It goes without saying that a change of scene has a massive effect on the way that you feel about yourself. It enables self-reflection and enables you to shake off the cobwebs that can otherwise swamp you if you allow yourself to fester in your own juices by staying at home all of the time. Of course, many have had no choice but to isolate and stay at home, but now that we have reduced restrictions, why not take time to go for a wildlife walk, a cycle into the hills or simply just a trundle to the local pond to feed the ducks?

3) Stay tuned in.

Music plays an important role in the lives of so many of us. We all have songs that resonate deeply and take us back to much happier times. Whether it’s ditties from childhood, pop music from our clubbing years or an instrumental that reminds us of a fond memory such as a holiday or special birthday party, music is often a cure to the doldrums and a stimulus which leads to a more positive mindset.

Having said that, the type of music which can motivate you will vary greatly from one individual to another. Obviously. So pull out that CD from the past which you could always rely on when you needed uplifting. Or explore new bands, listen to the Opera and maybe even get a meditation app which plays calming tunes to help get you in the zone and forget your stresses for a while. Switching off is the new remedy for overly dwelling on things. When you are stuck in a spiral of frustrations, meaningful tunes can settle you, calm you and even give you more enthusiasm for your everyday life.

4) Activate!

As lockdown has stifled our chances to go to the theatre, watch our favourite sports and attend festivals in person, some of us have got used to doing less out and about. Now is a perfect time to initiate a forward-thinking strategy and start finding ways to involve yourself in a new hobby. Those acting classes you always dreamt about could now become a reality. You always dreamed about riding horses? Book a session in and make learning to ride a personal commitment. From joining a book club to learning how to ski, make those ambitions start to become real and blow away those cobwebs by engaging with new people and making more friends as well as taking away that fulfilment that comes naturally with becoming a part of a new group of learning to make the most of your creativity.

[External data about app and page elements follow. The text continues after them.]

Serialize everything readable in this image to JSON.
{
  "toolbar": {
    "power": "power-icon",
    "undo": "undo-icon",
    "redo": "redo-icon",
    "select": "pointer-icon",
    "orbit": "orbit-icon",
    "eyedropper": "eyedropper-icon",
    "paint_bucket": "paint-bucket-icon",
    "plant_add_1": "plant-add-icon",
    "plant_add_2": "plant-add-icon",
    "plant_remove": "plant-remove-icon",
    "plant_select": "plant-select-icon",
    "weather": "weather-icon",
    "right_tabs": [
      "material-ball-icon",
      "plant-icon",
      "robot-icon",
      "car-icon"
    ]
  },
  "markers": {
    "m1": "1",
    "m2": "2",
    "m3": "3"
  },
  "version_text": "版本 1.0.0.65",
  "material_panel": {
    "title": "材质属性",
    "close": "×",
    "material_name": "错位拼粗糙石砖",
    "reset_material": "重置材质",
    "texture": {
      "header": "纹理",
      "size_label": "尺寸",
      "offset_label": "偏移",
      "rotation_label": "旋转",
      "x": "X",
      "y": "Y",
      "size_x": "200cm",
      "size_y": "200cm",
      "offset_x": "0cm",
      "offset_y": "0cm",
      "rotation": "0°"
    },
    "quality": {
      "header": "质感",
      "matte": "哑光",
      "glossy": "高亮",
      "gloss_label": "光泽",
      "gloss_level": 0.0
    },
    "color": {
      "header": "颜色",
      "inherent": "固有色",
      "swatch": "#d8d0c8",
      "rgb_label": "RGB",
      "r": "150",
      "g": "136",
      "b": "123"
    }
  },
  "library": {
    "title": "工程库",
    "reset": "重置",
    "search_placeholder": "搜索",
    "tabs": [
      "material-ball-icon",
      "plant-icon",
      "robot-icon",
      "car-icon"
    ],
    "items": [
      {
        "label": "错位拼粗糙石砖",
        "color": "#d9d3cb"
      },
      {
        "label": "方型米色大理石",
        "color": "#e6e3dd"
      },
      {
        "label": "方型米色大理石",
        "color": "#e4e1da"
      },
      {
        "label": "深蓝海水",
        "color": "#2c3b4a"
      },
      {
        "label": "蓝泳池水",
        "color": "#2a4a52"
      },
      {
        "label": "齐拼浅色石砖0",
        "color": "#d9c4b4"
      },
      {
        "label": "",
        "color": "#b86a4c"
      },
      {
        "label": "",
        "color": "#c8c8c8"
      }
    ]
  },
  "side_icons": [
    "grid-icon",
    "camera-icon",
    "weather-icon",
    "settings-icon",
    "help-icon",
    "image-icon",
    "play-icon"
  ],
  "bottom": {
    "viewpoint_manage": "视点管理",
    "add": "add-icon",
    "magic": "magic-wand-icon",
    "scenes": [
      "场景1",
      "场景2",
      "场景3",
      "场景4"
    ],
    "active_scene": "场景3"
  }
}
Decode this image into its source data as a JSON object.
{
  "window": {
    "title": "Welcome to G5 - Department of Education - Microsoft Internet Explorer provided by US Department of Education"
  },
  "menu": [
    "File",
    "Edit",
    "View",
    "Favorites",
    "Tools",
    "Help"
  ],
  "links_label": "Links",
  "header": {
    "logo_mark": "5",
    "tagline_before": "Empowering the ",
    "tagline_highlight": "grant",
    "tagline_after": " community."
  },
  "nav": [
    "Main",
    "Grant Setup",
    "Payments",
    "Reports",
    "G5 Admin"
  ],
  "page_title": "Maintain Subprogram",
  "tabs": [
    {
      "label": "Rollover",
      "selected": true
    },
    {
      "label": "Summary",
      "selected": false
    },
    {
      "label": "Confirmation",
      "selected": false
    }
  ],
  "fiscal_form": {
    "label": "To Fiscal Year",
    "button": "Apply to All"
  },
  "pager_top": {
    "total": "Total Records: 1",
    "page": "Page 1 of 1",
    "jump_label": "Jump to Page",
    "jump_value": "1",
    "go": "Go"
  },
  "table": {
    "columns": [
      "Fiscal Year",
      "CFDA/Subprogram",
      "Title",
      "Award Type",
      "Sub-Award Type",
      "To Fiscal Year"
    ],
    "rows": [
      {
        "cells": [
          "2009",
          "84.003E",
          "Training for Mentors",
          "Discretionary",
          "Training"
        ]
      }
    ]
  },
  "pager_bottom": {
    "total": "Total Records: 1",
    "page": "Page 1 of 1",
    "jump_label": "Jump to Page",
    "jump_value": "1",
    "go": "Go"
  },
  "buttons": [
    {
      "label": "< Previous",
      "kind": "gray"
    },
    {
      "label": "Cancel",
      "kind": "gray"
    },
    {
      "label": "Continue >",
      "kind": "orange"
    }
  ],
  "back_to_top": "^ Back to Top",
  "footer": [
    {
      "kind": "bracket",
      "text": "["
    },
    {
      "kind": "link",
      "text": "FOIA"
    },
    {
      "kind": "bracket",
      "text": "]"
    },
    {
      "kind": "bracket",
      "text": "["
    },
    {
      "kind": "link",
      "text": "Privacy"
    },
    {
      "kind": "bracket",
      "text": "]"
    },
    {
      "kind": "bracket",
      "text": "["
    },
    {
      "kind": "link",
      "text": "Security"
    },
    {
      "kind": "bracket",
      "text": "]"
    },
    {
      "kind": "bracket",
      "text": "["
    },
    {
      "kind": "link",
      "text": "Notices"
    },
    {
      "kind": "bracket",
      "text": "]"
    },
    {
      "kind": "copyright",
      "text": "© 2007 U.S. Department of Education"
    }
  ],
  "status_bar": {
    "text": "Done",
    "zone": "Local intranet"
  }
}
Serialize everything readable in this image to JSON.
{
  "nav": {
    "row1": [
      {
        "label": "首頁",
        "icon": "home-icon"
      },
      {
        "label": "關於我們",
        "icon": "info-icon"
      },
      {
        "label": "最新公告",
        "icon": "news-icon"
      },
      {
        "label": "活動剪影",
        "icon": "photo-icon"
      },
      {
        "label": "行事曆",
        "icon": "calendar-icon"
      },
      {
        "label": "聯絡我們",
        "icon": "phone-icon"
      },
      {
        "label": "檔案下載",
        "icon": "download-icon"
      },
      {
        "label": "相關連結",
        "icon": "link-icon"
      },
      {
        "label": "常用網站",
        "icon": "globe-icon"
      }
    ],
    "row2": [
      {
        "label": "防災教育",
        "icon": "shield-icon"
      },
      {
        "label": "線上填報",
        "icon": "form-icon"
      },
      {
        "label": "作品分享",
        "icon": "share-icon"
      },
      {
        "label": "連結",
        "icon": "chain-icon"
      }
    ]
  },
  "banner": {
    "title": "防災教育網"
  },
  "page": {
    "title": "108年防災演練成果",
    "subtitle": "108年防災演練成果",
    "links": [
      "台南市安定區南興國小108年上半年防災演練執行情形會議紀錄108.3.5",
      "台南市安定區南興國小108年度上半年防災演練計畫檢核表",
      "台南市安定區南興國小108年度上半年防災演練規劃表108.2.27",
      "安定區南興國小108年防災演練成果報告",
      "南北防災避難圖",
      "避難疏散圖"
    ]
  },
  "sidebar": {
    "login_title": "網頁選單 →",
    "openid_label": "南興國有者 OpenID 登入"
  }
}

5) Do something positive!

Making a difference is one of the best things anyone can do to improve not only their own lives, but also generate knock-on effects which could benefit others. For me, the Climate Crisis is important and problematic. I have already made simple changes to the way that I travel, to make sure that I am trying hard to reduce the impact my moving around has on the planet. I have decided no longer to fly anywhere and so actively find other ways to get around, concentrating on trains and buses while minimising the amount of trips I use my car for. It’s a small change to my routine and takes a little effort and sometimes more expenditure, but I feel positive about it.

Perhaps you can do something positive within your local community. Whether supporting a library or getting involved in a litter pick, looking after a protected woodland or offering to teach kids how to cycle safely (as a cycling proficiency trainer). Just making that effort to do something productive will inspire you, energise you and give you a sense of achievement.

I hope that you enjoyed this blog and perhaps might consider following my blog for more content. For another of my articles check out this.

Enjoy nature. Get out and about while showing consideration.